Vertigo and nausea in Canberra

abbott-upside-down

Whether Malcolm Turnbull will be a better Prime Minister for Australia than the outgoing Tony Abbott is highly questionable, given the constraints of Byzantine Coalition infighting and allegiances tied to murky patronage. But he is the worst sort of news for Bill Shorten’s Australian Labor Party.

Right now there is no one who more closely resembles Abbott in style and popularity than Shorten. The latter is secure only because he’s irrelevant; the Australian public is not focused on a potentially better leader of an opposition that is little more than a cut-rate Liberal party these days.

Why and how did Abbott become arguably Australia’s most despised and unpopular PM?

Within his own party he had long been known as an ‘attack dog’, apparently savouring his reputation as a rabid beast, and ruling his party like it was a street gang in which the most psychotic streetfighter is always the leader.

Continue reading “Vertigo and nausea in Canberra”

Manufacturing Consent: Noam Chomsky and the Media (1992) revisited

manufacturing-consent-video-cover

To begin, it strikes me as appropriate to reorient us to the environment which gave rise to both the book, Manufacturing Consent: The Political Economy of the Mass Media (1988) by Edward Herman and Noam Chomsky, and the film, which premiered on 18 June 1992 at the Sydney Film Festival in Australia.

A different time

Achbar and Wintonick followed Chomsky for five years to make their documentary, [1] implying that they began their project in 1986 or 1987.  A very different time that some readers might not remember too well, or at all.

To offer a glimpse into that era, imagine Miami Vice entering its fourth season, the Simpsons first appearing as short film clips, Star Trek: The Next Generation premiering on network TV, the Bangles walking like Egyptians, Bon Jovi prancing on a prayer, U2 still hadn’t quite found that pot of gold at the end of a rainbow they were looking for, fully grown men wearing big hair and pastel baby blue and pink clothes, women wearing shoulder pads as big as those sported by gridiron players, fluoro coloured neon lights in nightclubs and restaurants, and greed was definitely good all around.

Continue readingManufacturing Consent: Noam Chomsky and the Media (1992) revisited”

Manufacturing Consent: Noam Chomsky and the Media (1992) revisited

manufacturing-consent-video-cover

To begin, it strikes me as appropriate to reorient us to the environment which gave rise to both the book, Manufacturing Consent: The Political Economy of the Mass Media (1988) by Edward Herman and Noam Chomsky, and the film, which premiered on 18 June 1992 at the Sydney Film Festival in Australia.

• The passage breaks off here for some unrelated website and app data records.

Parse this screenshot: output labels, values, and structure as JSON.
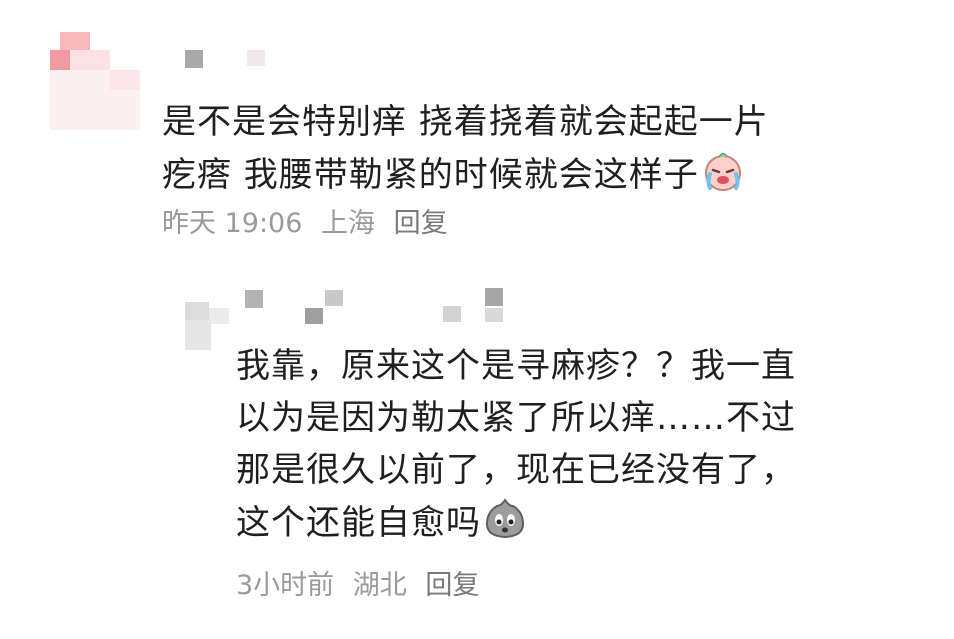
{
  "comment": {
    "text_line1": "是不是会特别痒 挠着挠着就会起起一片",
    "text_line2": "疙瘩 我腰带勒紧的时候就会这样子",
    "emoji": "crying-face-emoji",
    "time": "昨天 19:06",
    "location": "上海",
    "reply_label": "回复"
  },
  "reply": {
    "text_line1": "我靠，原来这个是寻麻疹？？我一直",
    "text_line2": "以为是因为勒太紧了所以痒……不过",
    "text_line3": "那是很久以前了，现在已经没有了，",
    "text_line4": "这个还能自愈吗",
    "emoji": "worried-blob-emoji",
    "time": "3小时前",
    "location": "湖北",
    "reply_label": "回复"
  },
  "colors": {
    "text": "#1f1f1f",
    "meta": "#9a9a9a",
    "mosaic_pink": "#f5a7ad",
    "mosaic_gray": "#b0b0b0"
  }
}
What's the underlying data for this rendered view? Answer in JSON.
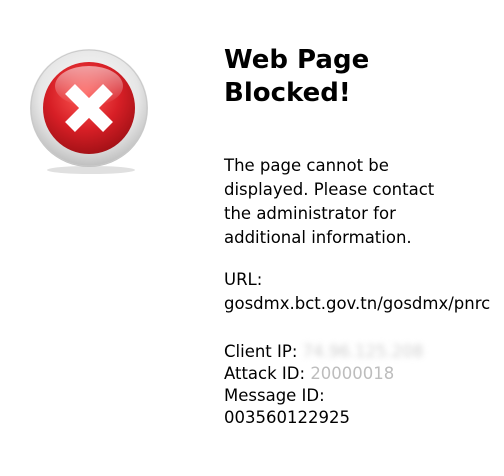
{
  "icon": {
    "name": "blocked-x-icon",
    "outer_ring_color": "#e3e3e3",
    "red_color": "#d71f26",
    "x_color": "#ffffff"
  },
  "title": "Web Page Blocked!",
  "message": "The page cannot be displayed. Please contact the administrator for additional information.",
  "url": {
    "label": "URL:",
    "value": "gosdmx.bct.gov.tn/gosdmx/pnrc"
  },
  "details": {
    "client_ip_label": "Client IP:",
    "client_ip_value": "74.96.125.208",
    "attack_id_label": "Attack ID:",
    "attack_id_value": "20000018",
    "message_id_label": "Message ID:",
    "message_id_value": "003560122925"
  }
}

A different time

Achbar and Wintonick followed Chomsky for five years to make their documentary, [1] implying that they began their project in 1986 or 1987.  A very different time that some readers might not remember too well, or at all.

To offer a glimpse into that era, imagine Miami Vice entering its fourth season, the Simpsons first appearing as short film clips, Star Trek: The Next Generation premiering on network TV, the Bangles walking like Egyptians, Bon Jovi prancing on a prayer, U2 still hadn’t quite found that pot of gold at the end of a rainbow they were looking for, fully grown men wearing big hair and pastel baby blue and pink clothes, women wearing shoulder pads as big as those sported by gridiron players, fluoro coloured neon lights in nightclubs and restaurants, and greed was definitely good all around.

Continue reading “Manufacturing Consent: Noam Chomsky and the Media (1992) revisited”